Whenever a line contains the string "true", copy it out of the entries.

==== Data for analysis

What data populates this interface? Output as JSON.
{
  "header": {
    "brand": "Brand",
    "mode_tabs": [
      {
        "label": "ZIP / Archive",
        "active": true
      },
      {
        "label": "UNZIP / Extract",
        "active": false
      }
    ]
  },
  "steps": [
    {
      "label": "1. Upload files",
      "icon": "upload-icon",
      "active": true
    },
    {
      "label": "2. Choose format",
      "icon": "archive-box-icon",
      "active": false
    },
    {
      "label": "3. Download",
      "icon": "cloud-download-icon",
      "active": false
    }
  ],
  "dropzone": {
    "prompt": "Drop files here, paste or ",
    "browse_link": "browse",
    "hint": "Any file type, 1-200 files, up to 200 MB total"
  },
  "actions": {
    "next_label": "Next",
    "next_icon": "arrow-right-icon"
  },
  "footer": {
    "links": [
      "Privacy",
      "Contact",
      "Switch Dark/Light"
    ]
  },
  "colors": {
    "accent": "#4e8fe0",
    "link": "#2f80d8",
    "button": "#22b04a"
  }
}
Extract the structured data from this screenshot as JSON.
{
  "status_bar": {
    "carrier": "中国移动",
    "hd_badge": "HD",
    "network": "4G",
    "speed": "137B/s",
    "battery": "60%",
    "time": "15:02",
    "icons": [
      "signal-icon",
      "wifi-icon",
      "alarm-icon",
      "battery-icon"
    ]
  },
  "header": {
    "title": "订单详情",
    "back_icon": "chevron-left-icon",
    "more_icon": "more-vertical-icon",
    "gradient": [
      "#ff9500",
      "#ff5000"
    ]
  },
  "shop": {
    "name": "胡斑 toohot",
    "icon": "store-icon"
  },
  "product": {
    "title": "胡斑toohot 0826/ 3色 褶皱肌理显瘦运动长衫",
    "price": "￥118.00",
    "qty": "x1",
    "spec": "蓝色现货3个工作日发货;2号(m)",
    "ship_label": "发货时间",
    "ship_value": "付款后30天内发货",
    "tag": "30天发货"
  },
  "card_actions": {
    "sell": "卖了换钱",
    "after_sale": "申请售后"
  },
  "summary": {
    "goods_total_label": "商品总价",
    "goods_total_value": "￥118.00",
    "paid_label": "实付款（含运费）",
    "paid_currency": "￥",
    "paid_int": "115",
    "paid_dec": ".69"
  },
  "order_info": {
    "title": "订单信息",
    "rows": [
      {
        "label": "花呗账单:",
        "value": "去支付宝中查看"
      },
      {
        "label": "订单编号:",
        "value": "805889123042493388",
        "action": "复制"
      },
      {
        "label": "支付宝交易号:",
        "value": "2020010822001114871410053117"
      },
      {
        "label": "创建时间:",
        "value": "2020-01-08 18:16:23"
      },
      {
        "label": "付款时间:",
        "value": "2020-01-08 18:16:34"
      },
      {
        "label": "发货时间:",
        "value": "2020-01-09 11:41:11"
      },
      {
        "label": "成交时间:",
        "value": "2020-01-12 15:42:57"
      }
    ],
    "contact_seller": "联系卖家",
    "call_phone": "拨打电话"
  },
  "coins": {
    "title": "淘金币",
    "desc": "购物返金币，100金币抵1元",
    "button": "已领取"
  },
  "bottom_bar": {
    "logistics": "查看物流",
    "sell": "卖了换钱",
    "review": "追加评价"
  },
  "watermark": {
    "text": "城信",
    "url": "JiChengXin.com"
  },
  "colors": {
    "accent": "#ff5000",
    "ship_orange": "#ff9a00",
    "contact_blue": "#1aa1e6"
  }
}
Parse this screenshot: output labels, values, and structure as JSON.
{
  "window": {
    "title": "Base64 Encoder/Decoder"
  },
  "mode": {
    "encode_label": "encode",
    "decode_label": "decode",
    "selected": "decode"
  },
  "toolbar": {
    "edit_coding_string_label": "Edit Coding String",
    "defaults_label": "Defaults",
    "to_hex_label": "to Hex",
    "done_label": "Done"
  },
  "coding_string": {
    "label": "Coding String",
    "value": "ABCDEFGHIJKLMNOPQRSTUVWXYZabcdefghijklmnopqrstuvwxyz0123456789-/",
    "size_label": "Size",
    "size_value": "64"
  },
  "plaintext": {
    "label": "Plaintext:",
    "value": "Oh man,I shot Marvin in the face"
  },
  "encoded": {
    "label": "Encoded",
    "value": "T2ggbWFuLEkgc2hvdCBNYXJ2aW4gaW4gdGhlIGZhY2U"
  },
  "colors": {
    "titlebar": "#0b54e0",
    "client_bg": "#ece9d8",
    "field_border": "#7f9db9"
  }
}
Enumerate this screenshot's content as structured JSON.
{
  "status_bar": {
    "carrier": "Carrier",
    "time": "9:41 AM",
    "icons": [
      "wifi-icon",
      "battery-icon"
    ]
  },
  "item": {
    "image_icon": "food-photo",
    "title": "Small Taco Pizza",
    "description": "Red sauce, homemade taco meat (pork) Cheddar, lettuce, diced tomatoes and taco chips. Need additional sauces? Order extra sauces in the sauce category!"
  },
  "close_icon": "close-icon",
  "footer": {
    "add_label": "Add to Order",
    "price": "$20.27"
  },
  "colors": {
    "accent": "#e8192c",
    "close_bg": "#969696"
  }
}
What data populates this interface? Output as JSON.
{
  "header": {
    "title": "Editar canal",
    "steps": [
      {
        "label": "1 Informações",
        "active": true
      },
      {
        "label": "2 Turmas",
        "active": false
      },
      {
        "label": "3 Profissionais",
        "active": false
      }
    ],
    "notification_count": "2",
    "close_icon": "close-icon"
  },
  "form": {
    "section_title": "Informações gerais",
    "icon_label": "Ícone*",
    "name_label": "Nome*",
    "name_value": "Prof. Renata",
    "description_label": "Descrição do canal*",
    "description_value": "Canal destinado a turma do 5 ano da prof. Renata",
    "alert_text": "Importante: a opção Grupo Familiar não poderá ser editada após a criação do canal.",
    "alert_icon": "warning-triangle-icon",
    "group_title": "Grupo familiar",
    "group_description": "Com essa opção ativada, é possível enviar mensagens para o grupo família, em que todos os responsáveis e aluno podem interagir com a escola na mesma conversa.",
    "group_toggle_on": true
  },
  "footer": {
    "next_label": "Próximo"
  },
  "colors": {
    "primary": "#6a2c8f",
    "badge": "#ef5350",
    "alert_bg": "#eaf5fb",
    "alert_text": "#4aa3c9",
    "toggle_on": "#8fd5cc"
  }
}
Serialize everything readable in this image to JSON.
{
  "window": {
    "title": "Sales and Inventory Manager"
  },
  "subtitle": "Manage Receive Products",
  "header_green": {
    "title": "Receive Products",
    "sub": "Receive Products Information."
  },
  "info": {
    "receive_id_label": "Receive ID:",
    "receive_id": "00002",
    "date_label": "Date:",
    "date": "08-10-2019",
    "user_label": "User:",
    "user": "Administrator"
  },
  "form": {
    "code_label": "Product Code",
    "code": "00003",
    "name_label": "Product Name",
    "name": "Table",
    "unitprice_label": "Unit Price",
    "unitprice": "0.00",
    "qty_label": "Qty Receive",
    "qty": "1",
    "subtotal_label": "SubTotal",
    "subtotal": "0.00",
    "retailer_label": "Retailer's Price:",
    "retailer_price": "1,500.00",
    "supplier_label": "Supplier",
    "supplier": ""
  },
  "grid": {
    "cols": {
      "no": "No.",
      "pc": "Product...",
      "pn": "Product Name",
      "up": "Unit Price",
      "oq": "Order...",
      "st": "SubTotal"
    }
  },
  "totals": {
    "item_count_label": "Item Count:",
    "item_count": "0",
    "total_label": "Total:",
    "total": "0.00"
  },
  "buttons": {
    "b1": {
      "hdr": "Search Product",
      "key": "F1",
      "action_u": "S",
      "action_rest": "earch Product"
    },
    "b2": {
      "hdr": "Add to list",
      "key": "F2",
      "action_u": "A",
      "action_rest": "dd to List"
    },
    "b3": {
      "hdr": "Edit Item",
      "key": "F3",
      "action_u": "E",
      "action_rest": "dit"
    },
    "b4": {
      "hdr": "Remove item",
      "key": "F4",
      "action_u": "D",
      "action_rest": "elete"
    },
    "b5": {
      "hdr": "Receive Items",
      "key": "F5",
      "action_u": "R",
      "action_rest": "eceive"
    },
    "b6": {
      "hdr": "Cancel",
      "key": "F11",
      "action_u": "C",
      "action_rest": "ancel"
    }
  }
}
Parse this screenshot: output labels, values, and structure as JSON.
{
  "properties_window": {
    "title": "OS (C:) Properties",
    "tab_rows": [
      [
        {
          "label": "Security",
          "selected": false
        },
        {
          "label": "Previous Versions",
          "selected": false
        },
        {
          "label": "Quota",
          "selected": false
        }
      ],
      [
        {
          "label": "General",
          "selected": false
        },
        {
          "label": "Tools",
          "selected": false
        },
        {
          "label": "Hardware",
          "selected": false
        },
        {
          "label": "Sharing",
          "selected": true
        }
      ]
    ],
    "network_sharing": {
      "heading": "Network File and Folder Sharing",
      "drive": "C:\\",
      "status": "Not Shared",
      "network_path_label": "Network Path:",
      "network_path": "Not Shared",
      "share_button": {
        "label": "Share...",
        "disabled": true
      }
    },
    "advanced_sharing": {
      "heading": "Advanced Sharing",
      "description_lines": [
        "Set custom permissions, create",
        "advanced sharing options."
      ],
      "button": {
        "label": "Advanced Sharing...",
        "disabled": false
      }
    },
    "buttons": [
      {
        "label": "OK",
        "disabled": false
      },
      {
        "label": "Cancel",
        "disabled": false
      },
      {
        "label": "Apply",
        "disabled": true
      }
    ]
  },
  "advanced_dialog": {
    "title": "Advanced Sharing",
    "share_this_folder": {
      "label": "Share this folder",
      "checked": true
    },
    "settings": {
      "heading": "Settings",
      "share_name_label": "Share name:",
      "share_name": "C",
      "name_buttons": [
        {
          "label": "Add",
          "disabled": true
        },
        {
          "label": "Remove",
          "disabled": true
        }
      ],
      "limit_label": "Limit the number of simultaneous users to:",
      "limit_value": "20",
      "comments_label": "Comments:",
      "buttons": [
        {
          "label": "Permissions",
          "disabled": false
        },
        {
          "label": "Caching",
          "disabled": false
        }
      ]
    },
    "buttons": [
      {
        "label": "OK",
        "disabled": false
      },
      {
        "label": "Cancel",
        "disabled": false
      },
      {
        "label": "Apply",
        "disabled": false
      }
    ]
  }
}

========

Task response —
        "active": true
      "active": true
        "active": true
    "group_toggle_on": true
          "selected": true
        "disabled": true
        "disabled": true
      "checked": true
          "disabled": true
          "disabled": true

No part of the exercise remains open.